- About Us
Land use fee hikes in the works
Land use permit fees in Island County haven’t increased since 2001, but that’s an oversight the county commissioners may soon change.
At a staff meeting last week the commissioners reviewed fee increase recommendations from Jeff Tate, planning director, and philosophized about the intent of land use fees and who should pay.
Perusing the list of fee hikes, Commissioner Angie Homola asked, “Is it a big bite?” referring to cost increases.
“Overall, I think it’s a conservative increase,” Tate replied. “But there are some big bites.”
Helen Price Johnson offered that “costs should be directly in line with staff time,” a concept with which Tate voiced his agreement.
A few of the proposed planning permit fee increases:
• Short plat (four or fewer lots), from $500 plus $50 per lot to $1,000 plus $75 per lot.
• Long plat (five or more lots), from $2,160 plus $50 a lot to $2,500 plus $75 a lot.
• Variance, type 2 (requires posting a sign and newspaper publication), from $200 to $325.
• Variance, type 3 (requires public hearing), from $500 to $2,000.
• Open timber application, from $300 to $500.
• Zoning amendment application (rezone, type 3), from $500 to $2,000.
• Zoning code interpretation, from $150 to $300.
The issue of public appeals of decisions sparked discussion. For example, someone who appeals a Hearing Examiner decision must pay $100.
Commissioner John Dean agreed there should be some appeal fee, but he was wary of charging too much. He favored “a screen to stop frivolous complaints in appeals” but warned that “it’s a fine line ... we don’t want to discourage people.”
Marianne Edain, representing the Whidbey Environmental Action Network, said WEAN “ends up paying those fees time and time again” when appealing decisions that WEAN considers harmful to the environment.
“When a developer wants a zoning code change he deserves to pay a fee, but an organization for the benefit of the community shouldn’t have to pay $800 every time,” she said, referring to the proposed comprehensive plan amendment fee.
On more complex projects, Homola suggested a flat fee for a certain number of staff hours, and then an hourly fee if staff work expands beyond the minimum. “We should be paid for our services,” she said, “but we shouldn’t be too harsh.”
Dean asked Tate if the new fees would cover the planning department’s costs. Tate replied that they may not cover each project’s cost, but overall “they cover the cost of much of the work done.”

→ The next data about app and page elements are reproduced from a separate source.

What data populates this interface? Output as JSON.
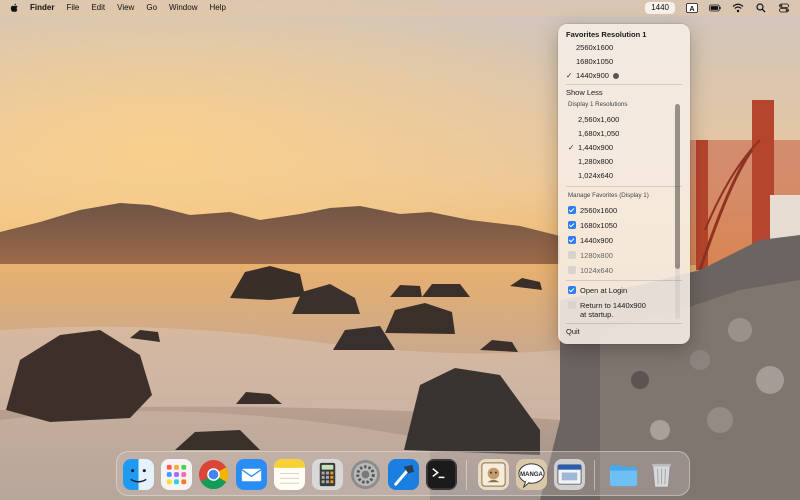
{
  "menubar": {
    "app_name": "Finder",
    "menus": [
      "File",
      "Edit",
      "View",
      "Go",
      "Window",
      "Help"
    ],
    "status_resolution": "1440",
    "status_letter": "A",
    "icons": [
      "apple-icon",
      "keyboard-input-icon",
      "battery-icon",
      "wifi-icon",
      "search-icon",
      "control-center-icon"
    ]
  },
  "panel": {
    "title": "Favorites Resolution 1",
    "favorites": [
      {
        "label": "2560x1600",
        "checked": false
      },
      {
        "label": "1680x1050",
        "checked": false
      },
      {
        "label": "1440x900",
        "checked": true
      }
    ],
    "show_less": "Show Less",
    "display_section": "Display 1 Resolutions",
    "resolutions": [
      {
        "label": "2,560x1,600",
        "checked": false
      },
      {
        "label": "1,680x1,050",
        "checked": false
      },
      {
        "label": "1,440x900",
        "checked": true
      },
      {
        "label": "1,280x800",
        "checked": false
      },
      {
        "label": "1,024x640",
        "checked": false
      }
    ],
    "manage_section": "Manage Favorites (Display 1)",
    "manage": [
      {
        "label": "2560x1600",
        "checked": true
      },
      {
        "label": "1680x1050",
        "checked": true
      },
      {
        "label": "1440x900",
        "checked": true
      },
      {
        "label": "1280x800",
        "checked": false
      },
      {
        "label": "1024x640",
        "checked": false
      }
    ],
    "open_at_login": {
      "label": "Open at Login",
      "checked": true
    },
    "return_startup": {
      "label_line1": "Return to 1440x900",
      "label_line2": "at startup.",
      "checked": false
    },
    "quit": "Quit"
  },
  "dock": {
    "apps": [
      "finder-icon",
      "launchpad-icon",
      "chrome-icon",
      "mail-icon",
      "notes-icon",
      "calculator-icon",
      "system-settings-icon",
      "xcode-icon",
      "terminal-icon",
      "app-icon-one",
      "manga-icon",
      "app-icon-three",
      "downloads-folder-icon",
      "trash-icon"
    ],
    "manga_label": "MANGA"
  },
  "colors": {
    "accent": "#2f7bf0",
    "sky_top": "#d7c7b4",
    "sky_bottom": "#f1b05a",
    "bridge": "#b5452c"
  }
}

It was the first airing of the proposed increases and Tate will come back with revisions in light of the commissioners’ comments.